|International Classification||F21V15/00, F21S8/08, F21S8/00|
|Cooperative Classification||F21V19/04, F21S8/026, F21S8/02|
|European Classification||F21S8/02H, F21V19/04, F21S8/02|
|Nov 9, 2006||AS||Assignment|
Owner name: RUUD LIGHTING, INC., WISCONSIN
Free format text: ASSIGNMENT OF ASSIGNORS INTEREST;ASSIGNORS:MILETICH, DON;KINNUNE, BRIAN L.;REEL/FRAME:018503/0055
Effective date: 20060927
|Jul 19, 2012||FPAY||Fee payment|
Year of fee payment: 4

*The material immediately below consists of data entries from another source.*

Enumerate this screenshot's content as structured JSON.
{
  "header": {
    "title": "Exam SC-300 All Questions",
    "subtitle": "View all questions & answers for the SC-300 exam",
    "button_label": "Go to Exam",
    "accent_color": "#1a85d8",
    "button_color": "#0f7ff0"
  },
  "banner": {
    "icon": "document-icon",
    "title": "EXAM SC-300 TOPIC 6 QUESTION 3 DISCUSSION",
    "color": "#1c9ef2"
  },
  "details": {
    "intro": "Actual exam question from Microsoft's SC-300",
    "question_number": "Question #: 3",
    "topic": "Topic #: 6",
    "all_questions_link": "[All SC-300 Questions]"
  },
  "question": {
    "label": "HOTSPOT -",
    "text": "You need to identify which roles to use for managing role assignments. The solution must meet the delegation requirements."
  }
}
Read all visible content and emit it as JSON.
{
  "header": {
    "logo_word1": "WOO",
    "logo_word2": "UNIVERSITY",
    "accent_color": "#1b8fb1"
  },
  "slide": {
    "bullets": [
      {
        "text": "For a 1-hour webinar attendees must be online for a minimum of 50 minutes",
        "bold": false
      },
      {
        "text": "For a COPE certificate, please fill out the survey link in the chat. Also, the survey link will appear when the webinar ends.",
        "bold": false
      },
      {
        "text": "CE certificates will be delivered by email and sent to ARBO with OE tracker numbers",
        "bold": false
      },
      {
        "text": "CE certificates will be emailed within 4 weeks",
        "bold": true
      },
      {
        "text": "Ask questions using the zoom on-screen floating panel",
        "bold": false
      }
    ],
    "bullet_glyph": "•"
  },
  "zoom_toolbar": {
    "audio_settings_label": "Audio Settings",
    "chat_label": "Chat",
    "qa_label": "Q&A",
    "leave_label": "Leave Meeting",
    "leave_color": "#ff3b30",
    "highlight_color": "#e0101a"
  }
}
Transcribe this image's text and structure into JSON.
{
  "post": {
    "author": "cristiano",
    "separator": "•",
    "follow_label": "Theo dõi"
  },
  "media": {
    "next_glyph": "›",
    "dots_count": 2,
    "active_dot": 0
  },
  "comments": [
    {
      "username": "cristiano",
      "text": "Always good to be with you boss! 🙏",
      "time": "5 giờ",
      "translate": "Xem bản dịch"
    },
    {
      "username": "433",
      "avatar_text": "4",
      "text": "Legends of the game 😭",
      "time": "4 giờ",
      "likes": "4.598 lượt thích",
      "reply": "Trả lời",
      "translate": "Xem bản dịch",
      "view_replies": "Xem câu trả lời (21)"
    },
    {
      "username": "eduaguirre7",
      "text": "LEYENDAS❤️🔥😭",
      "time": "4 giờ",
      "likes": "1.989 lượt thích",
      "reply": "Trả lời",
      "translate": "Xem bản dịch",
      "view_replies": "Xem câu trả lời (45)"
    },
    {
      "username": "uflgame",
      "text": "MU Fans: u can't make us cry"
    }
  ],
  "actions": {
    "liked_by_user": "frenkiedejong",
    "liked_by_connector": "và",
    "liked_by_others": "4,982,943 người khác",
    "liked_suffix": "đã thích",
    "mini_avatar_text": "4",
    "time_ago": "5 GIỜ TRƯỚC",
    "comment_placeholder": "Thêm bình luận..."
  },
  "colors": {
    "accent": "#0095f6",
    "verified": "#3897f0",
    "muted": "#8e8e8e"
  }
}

|Nov 26, 2013||AS||Assignment|
Owner name: CREE, INC., NORTH CAROLINA
Free format text: MERGER;ASSIGNOR:RUUD LIGHTING, INC.;REEL/FRAME:031677/0194
Effective date: 20130101